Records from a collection
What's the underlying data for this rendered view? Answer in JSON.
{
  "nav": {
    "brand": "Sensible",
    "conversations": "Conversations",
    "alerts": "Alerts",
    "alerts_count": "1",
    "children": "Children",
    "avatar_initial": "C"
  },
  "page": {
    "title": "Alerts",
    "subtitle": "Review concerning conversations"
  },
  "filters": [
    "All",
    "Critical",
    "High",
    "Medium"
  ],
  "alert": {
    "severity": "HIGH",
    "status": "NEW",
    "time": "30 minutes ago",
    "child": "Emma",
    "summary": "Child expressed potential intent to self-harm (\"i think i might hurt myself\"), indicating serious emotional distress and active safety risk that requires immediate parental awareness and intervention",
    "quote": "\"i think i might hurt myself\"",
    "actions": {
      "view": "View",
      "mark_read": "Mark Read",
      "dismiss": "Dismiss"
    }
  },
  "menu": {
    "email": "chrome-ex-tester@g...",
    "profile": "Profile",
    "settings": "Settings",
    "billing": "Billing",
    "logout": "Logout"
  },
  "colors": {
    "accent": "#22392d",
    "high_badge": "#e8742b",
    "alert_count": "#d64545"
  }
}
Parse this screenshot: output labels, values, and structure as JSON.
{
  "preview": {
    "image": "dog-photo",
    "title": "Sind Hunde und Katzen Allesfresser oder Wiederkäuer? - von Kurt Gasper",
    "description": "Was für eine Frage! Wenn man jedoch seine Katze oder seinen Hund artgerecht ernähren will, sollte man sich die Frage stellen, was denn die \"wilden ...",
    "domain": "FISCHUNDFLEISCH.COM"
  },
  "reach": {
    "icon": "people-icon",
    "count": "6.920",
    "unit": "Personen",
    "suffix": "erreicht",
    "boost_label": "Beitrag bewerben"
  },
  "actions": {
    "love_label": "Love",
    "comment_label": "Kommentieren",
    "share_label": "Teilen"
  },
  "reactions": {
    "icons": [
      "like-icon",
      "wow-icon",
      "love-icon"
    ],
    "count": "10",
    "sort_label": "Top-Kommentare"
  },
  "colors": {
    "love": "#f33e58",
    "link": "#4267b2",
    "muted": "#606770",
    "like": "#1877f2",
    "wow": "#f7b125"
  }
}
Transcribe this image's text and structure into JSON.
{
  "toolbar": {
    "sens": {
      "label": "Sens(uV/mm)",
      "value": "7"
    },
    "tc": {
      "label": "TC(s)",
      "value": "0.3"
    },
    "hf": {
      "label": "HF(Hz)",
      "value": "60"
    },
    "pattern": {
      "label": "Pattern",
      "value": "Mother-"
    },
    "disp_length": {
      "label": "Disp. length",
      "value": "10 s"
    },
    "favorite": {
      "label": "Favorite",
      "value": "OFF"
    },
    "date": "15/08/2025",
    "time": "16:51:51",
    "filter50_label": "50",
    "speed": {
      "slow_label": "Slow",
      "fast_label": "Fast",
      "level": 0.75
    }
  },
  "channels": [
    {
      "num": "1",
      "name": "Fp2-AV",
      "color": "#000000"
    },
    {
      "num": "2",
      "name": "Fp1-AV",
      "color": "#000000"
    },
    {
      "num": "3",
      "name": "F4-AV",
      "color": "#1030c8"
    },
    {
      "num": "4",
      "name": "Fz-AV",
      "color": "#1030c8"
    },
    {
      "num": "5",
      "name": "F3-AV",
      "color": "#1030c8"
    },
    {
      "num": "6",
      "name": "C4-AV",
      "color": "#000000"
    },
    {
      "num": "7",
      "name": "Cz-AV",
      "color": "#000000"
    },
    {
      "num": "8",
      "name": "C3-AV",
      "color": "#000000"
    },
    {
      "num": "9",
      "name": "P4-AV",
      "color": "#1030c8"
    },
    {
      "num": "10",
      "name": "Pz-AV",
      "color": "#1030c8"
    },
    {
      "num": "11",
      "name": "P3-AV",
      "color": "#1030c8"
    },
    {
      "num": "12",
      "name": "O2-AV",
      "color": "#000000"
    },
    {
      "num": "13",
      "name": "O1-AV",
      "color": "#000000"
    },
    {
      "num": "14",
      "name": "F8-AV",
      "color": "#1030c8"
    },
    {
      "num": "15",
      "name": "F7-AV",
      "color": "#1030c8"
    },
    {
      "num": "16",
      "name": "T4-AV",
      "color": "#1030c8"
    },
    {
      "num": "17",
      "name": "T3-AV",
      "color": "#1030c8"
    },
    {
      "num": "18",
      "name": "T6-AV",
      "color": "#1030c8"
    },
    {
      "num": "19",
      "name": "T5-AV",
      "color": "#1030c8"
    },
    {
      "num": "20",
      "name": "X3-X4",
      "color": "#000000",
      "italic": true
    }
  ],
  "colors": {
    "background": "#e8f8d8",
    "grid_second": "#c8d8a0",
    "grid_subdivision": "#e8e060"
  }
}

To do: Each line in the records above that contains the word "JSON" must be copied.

Reply:
What's the underlying data for this rendered view? Answer in JSON.
Parse this screenshot: output labels, values, and structure as JSON.
Transcribe this image's text and structure into JSON.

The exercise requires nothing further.